“I am very angry at Africa’s present condition. We are talking about a continent which is tremendously rich in resources, yet it is mired in grinding poverty and appalling squalor,” says Prof. George Ayittey. But as Ayittey argues that Africa’s development has been squandered and plundered by vampire states, what are the poor people in Africa doing to change their predicament? Western Kenya is put in the spotlight.
The past few years have seen a boom in stocks at the Nairobi Stock Exchange (NSE) emanating from the recent sale of Initial Public Offerings (IPOs), particularly in public companies, with some stocks having a return of more than 400 percent.
But as people patiently queue for long hours to make money, one question remains unanswered: Have the Luhya of Western Kenya taken advantage of the Bull Run at the NSE? When Mumias Sugar Company issued their first IPO in 2001, Luhya farmers were given an opportunity to take up substantive share allocation through Mumias Sugar Outgrowers Association. However, statistics indicate that the majority of farmers have since sold their shares at a throwaway price, reducing their share to a marginal 12 percent. In fact, most farmers sold shares at a 50 percent discount, demonstrating the poor participation of the community in the capital market.
This has prompted the area MPs and the Managing Director of Mumias Sugar Company (MSC) to contemplate initiating awareness campaigns to educate farmers on the importance and long term objective of investing in stocks. The reason is understandable. The local community, whose majority are cane farmers, should dominate the homegrown company as shareholders.
According to a financial report on top millionaires at the NSE in the Financial Post of December 2006, the first and only luhya, Hon. Amos Wako, ranks position 218 out of 318, with 350,000 shares in MSC valued at Ksh 18 million. From the list, it is clear that Luhya enthusiasm in stock trade has not been very good.

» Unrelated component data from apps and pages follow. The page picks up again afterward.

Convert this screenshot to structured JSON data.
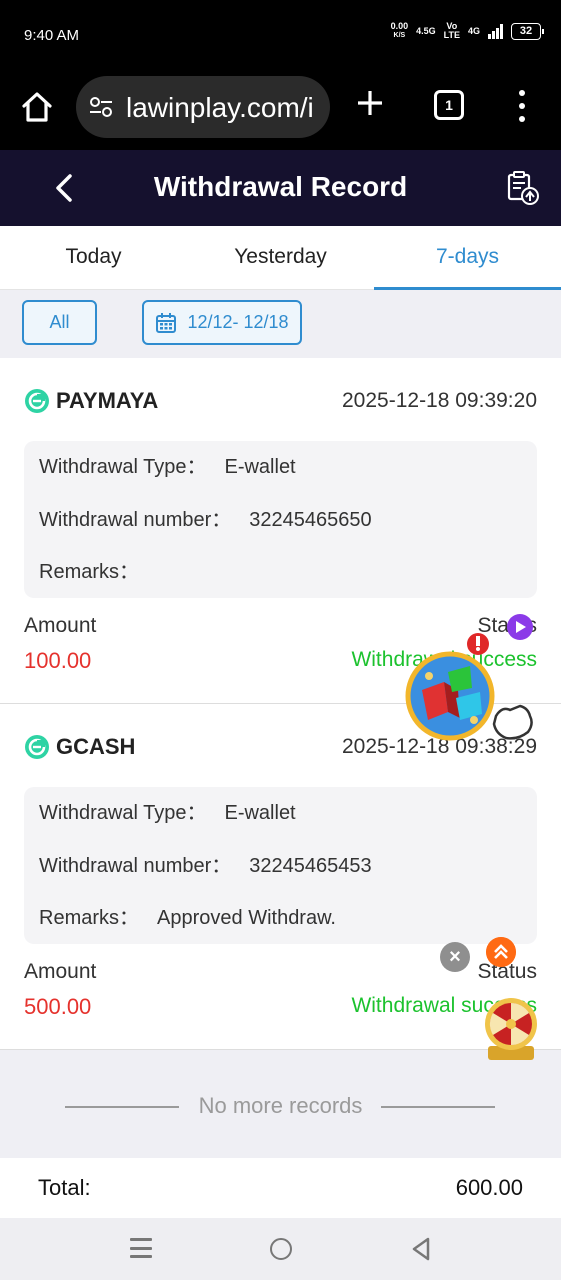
{
  "status_bar": {
    "time": "9:40 AM",
    "net_speed_value": "0.00",
    "net_speed_unit": "K/S",
    "network_1": "4.5G",
    "network_volte_top": "Vo",
    "network_volte_bottom": "LTE",
    "network_2": "4G",
    "battery": "32"
  },
  "browser": {
    "url": "lawinplay.com/i",
    "tabs_count": "1"
  },
  "app_header": {
    "title": "Withdrawal Record"
  },
  "tabs": [
    {
      "label": "Today",
      "active": false
    },
    {
      "label": "Yesterday",
      "active": false
    },
    {
      "label": "7-days",
      "active": true
    }
  ],
  "filters": {
    "type_label": "All",
    "date_range": "12/12- 12/18"
  },
  "records": [
    {
      "method": "PAYMAYA",
      "datetime": "2025-12-18 09:39:20",
      "type_label": "Withdrawal Type：",
      "type_value": "E-wallet",
      "number_label": "Withdrawal number：",
      "number_value": "32245465650",
      "remarks_label": "Remarks：",
      "remarks_value": "",
      "amount_label": "Amount",
      "amount_value": "100.00",
      "status_label": "Status",
      "status_value": "Withdrawal success"
    },
    {
      "method": "GCASH",
      "datetime": "2025-12-18 09:38:29",
      "type_label": "Withdrawal Type：",
      "type_value": "E-wallet",
      "number_label": "Withdrawal number：",
      "number_value": "32245465453",
      "remarks_label": "Remarks：",
      "remarks_value": "Approved Withdraw.",
      "amount_label": "Amount",
      "amount_value": "500.00",
      "status_label": "Status",
      "status_value": "Withdrawal success"
    }
  ],
  "footer": {
    "no_more": "No more records",
    "total_label": "Total:",
    "total_value": "600.00"
  },
  "colors": {
    "accent": "#2f8ccf",
    "header_bg": "#15112e",
    "amount": "#e5322d",
    "success": "#1cc22e"
  },
  "icons": [
    "home-icon",
    "site-settings-icon",
    "plus-icon",
    "tabs-icon",
    "more-icon",
    "back-icon",
    "export-record-icon",
    "calendar-icon",
    "wallet-logo-icon",
    "close-icon",
    "scroll-top-icon"
  ]
}
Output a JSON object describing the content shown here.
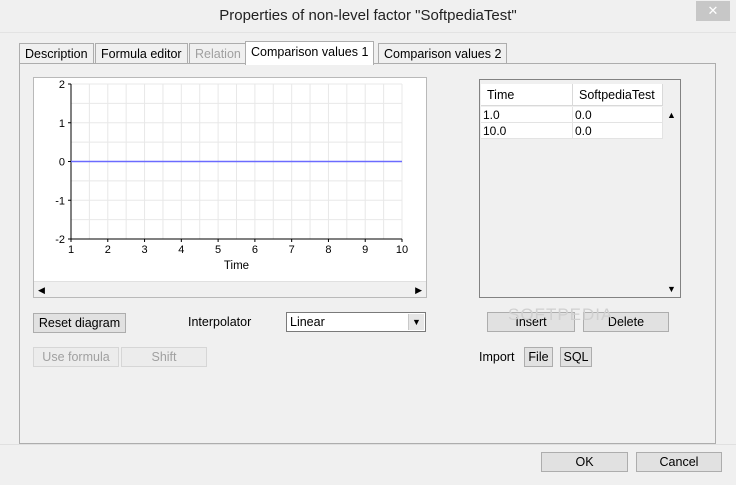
{
  "window": {
    "title": "Properties of non-level factor \"SoftpediaTest\"",
    "close_glyph": "✕"
  },
  "tabs": [
    {
      "label": "Description",
      "state": "normal"
    },
    {
      "label": "Formula editor",
      "state": "normal"
    },
    {
      "label": "Relation",
      "state": "disabled"
    },
    {
      "label": "Comparison values 1",
      "state": "active"
    },
    {
      "label": "Comparison values 2",
      "state": "normal"
    }
  ],
  "chart_data": {
    "type": "line",
    "xlabel": "Time",
    "ylabel": "",
    "xlim": [
      1,
      10
    ],
    "ylim": [
      -2,
      2
    ],
    "x_ticks": [
      "1",
      "2",
      "3",
      "4",
      "5",
      "6",
      "7",
      "8",
      "9",
      "10"
    ],
    "y_ticks": [
      "2",
      "1",
      "0",
      "-1",
      "-2"
    ],
    "grid": true,
    "series": [
      {
        "x": [
          1.0,
          10.0
        ],
        "y": [
          0.0,
          0.0
        ],
        "color": "#6b6bff"
      }
    ]
  },
  "controls": {
    "reset_diagram": "Reset diagram",
    "interpolator_label": "Interpolator",
    "interpolator_value": "Linear",
    "use_formula": "Use formula",
    "shift": "Shift",
    "insert": "Insert",
    "delete": "Delete",
    "import_label": "Import",
    "file": "File",
    "sql": "SQL"
  },
  "table": {
    "headers": [
      "Time",
      "SoftpediaTest"
    ],
    "rows": [
      [
        "1.0",
        "0.0"
      ],
      [
        "10.0",
        "0.0"
      ]
    ]
  },
  "footer": {
    "ok": "OK",
    "cancel": "Cancel"
  },
  "watermark": {
    "text": "SOFTPEDIA"
  },
  "colors": {
    "accent_line": "#6b6bff",
    "grid": "#e8e8e8"
  }
}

The disturbing question is; where do Luhyas invest? Just take a close look at all the local markets in Western Province. People from other provinces of Kenya dominate. The sukuma (kales) we eat come all the way from Molo in the Rift Valley Province. This is very disturbing indeed considering the fact that Western Province experiences plenteous rainfall and has fertile soils. The public transport sector is even tragic: ninety per cent of the buses and matatus plying our roads do not belong to the locals. We should imitate our Kisii brothers who own 100 percent of all public vehicles plying their routes!
One politician recently complained that a particular community is basically taking over Kenya’s economy through the NSE. Unknown to him is the fact that the said community has empowered its people by all necessary means. What are Luhya elites doing to empower their people? Luhya leaders should borrow a leaf from their entrepreneural counterparts in other provinces and if need be, take the whole branch. Where are Micro Credit Finance Institutions in our region? Do they exist? How many of our own run a stock brokerage firm? Only Mr. Jos Konzolo. How can Luhyas take advantage of the stock market? Our sons and daughters are some of the best financial analysts and investment gurus in this part of Africa. The begging question is: who do they advice?
Certain factors impede Luhyas investing in stocks. To start with, there is too much politicking at the expense of economic growth. Most leaders in Western Province haven’t assisted the community to understand the concept of wealth creation through stock ownership. In fact, they are not role models on how Luhyas can empower themselves economically. Secondly, the MSC Outgrowers section lost its vision to educate farmers on the importance of owning and retaining shares in MSC. Third, there is high illiteracy on the importance of the share certificates. Most Luhyas still believe in the old economy of inheritance, coffee and tea farming. Thus, share ownership is still a new concept that many of them haven’t understood. Fourth, Luhyas seem to be risk averse especially when it comes to investment. For example, they seem to fear stock price fluctuations, believing that their wealth could go up in smoke in a second. In addition, lack of Luhya entrepreneurship in setting up stock brokerage agents in Western Province has limited potential investors from exploring the possibility and understanding of how to trade in stocks. Finally, Luhyas have no well organized savings and credit cooperatives through which they can pool resources and expertise for management and investment purposes. This has made those with low income to shy away from such business ventures.
To date, the NSE index has seen an upward climb, presenting a new frontier for wealth creation. Most IPOs shares create a few millionaires whose improbable success sways off risk takers. It is tragic that Luhyas ignore buying shares in these companies. All over the world, politics is driven by economic moguls but Luhyas seem to be disintegrating and sinking deeper into economic quagmire.
It is vital for Luhyas to realize the importance of individual as well as group investments to maximize their wealth. Our leaders should stop trivial politics and concentrate on broad based issues that will benefit and reposition the community for wealth creation. Luhyas should move away from traditional wealth ownership of such assests as land, goats and cows, to modern investments and business ventures by incorporating their traditional knowledge into investing in the stock market.
By Malenya Lusimba and Vincent Rapando